**What is needed**
Scan the data below for lines holding the word "Website", and copy each line found.

********************

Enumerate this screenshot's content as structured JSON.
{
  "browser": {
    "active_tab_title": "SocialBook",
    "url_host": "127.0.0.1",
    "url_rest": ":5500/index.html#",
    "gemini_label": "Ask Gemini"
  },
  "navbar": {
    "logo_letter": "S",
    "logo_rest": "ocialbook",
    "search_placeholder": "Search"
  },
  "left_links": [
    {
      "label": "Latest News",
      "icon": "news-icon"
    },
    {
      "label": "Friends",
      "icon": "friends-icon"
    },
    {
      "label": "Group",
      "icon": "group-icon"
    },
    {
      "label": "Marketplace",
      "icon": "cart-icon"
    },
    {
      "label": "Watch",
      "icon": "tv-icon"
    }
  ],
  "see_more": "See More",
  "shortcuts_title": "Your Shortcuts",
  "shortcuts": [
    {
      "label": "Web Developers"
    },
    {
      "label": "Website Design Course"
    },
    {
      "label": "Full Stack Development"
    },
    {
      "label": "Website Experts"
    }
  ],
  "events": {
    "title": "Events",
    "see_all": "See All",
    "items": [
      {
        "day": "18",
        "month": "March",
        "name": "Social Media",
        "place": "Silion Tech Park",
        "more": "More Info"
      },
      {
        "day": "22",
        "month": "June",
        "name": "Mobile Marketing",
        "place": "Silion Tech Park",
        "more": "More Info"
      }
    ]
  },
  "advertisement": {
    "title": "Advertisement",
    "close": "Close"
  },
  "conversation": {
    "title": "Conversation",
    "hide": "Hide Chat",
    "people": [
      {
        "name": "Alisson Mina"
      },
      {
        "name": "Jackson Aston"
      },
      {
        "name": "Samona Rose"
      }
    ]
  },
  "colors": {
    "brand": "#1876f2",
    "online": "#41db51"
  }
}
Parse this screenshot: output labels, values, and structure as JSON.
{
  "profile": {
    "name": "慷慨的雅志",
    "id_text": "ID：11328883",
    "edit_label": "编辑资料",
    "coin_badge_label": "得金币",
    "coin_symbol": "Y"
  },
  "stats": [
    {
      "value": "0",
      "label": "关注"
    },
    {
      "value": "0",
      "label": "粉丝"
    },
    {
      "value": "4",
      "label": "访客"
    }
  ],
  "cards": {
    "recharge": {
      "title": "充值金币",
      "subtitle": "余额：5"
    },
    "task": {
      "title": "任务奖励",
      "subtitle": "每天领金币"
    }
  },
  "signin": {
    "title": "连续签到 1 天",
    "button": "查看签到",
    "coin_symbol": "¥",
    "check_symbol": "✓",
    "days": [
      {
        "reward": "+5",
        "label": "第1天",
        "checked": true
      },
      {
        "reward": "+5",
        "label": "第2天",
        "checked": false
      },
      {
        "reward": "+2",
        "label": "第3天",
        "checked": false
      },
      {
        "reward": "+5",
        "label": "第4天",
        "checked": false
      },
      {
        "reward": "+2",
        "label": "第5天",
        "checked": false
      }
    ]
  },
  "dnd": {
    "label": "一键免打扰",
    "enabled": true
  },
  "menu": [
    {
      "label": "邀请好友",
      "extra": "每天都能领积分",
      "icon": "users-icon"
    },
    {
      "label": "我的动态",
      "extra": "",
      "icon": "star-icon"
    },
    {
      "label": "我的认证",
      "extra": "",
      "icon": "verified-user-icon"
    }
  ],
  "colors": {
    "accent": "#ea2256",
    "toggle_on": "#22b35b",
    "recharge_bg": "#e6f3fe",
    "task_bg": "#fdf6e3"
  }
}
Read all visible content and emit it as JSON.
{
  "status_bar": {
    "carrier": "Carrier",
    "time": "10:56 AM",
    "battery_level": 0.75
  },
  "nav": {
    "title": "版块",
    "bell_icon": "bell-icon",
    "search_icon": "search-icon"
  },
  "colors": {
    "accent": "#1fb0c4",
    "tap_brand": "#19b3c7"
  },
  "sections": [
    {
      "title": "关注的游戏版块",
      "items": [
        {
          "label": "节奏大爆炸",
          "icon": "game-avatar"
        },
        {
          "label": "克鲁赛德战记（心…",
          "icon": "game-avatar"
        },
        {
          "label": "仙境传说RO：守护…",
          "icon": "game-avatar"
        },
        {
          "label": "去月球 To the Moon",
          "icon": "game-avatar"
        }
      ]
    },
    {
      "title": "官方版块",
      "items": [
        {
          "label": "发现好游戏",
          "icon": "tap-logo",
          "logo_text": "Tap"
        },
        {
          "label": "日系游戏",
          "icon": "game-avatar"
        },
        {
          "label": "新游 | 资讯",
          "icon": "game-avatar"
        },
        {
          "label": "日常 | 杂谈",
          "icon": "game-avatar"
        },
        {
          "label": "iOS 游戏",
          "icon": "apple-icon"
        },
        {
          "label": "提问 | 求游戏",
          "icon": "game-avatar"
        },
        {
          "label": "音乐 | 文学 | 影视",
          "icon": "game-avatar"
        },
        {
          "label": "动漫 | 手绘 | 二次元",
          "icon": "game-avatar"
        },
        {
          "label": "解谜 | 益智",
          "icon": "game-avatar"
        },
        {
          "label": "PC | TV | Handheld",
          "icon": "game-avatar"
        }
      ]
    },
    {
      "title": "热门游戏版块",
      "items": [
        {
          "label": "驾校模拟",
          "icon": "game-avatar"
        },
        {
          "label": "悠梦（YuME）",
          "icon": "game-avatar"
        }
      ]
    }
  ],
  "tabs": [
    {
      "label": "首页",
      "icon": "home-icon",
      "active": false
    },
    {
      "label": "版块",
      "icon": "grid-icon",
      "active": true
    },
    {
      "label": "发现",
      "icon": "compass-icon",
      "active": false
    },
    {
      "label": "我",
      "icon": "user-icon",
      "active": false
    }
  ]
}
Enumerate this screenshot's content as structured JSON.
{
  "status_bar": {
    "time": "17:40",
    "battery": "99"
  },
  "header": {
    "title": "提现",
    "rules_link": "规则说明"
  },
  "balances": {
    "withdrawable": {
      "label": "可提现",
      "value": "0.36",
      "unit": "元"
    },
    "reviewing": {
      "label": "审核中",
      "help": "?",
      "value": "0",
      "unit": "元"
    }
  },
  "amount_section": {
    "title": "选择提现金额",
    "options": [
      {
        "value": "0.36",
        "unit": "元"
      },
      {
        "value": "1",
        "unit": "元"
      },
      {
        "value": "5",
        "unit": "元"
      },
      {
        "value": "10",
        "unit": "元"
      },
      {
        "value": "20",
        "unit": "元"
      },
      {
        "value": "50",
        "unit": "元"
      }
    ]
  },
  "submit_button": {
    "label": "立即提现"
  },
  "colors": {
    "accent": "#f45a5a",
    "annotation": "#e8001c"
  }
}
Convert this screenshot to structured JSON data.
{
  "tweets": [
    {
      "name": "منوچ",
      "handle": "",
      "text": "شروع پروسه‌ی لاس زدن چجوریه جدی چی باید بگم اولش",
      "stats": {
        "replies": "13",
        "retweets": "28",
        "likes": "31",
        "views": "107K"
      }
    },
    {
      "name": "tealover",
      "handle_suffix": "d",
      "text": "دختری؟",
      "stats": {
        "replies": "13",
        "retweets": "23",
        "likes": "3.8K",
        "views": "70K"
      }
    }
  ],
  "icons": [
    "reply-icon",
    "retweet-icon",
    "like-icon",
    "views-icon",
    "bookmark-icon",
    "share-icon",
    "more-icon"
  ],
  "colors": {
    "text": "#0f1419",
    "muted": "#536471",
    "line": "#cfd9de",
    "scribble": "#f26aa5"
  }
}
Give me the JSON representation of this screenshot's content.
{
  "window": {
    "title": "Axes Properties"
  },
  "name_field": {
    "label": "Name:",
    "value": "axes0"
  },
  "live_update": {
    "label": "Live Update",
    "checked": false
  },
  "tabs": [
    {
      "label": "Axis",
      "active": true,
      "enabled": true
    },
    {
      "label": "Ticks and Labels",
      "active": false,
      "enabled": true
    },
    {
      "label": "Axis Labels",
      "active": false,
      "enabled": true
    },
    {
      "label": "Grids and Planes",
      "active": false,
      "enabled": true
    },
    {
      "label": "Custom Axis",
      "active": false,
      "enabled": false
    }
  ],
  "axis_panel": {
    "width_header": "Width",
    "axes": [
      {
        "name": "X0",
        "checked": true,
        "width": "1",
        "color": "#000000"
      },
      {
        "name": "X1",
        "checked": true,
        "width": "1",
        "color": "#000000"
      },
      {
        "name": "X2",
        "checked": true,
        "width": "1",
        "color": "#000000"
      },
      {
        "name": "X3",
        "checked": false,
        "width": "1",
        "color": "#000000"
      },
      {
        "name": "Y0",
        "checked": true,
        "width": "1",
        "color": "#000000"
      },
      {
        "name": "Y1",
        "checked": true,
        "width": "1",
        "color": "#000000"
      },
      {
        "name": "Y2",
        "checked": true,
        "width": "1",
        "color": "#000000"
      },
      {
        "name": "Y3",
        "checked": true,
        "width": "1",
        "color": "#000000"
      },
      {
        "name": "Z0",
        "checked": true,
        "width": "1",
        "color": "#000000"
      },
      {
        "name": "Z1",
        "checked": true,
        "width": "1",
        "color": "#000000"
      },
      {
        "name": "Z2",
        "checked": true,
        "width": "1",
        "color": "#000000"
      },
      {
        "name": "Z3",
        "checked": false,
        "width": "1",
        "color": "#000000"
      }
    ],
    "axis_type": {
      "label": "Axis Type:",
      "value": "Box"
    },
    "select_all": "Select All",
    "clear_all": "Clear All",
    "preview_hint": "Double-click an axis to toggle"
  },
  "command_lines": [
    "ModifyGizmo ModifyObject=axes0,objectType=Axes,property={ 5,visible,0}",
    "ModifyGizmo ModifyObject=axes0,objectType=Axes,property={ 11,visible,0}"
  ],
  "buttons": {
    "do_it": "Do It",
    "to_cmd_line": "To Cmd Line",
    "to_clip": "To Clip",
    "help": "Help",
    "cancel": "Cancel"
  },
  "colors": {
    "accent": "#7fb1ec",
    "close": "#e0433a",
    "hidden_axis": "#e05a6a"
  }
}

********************

**Written reply**
      "label": "Website Design Course"
      "label": "Website Experts"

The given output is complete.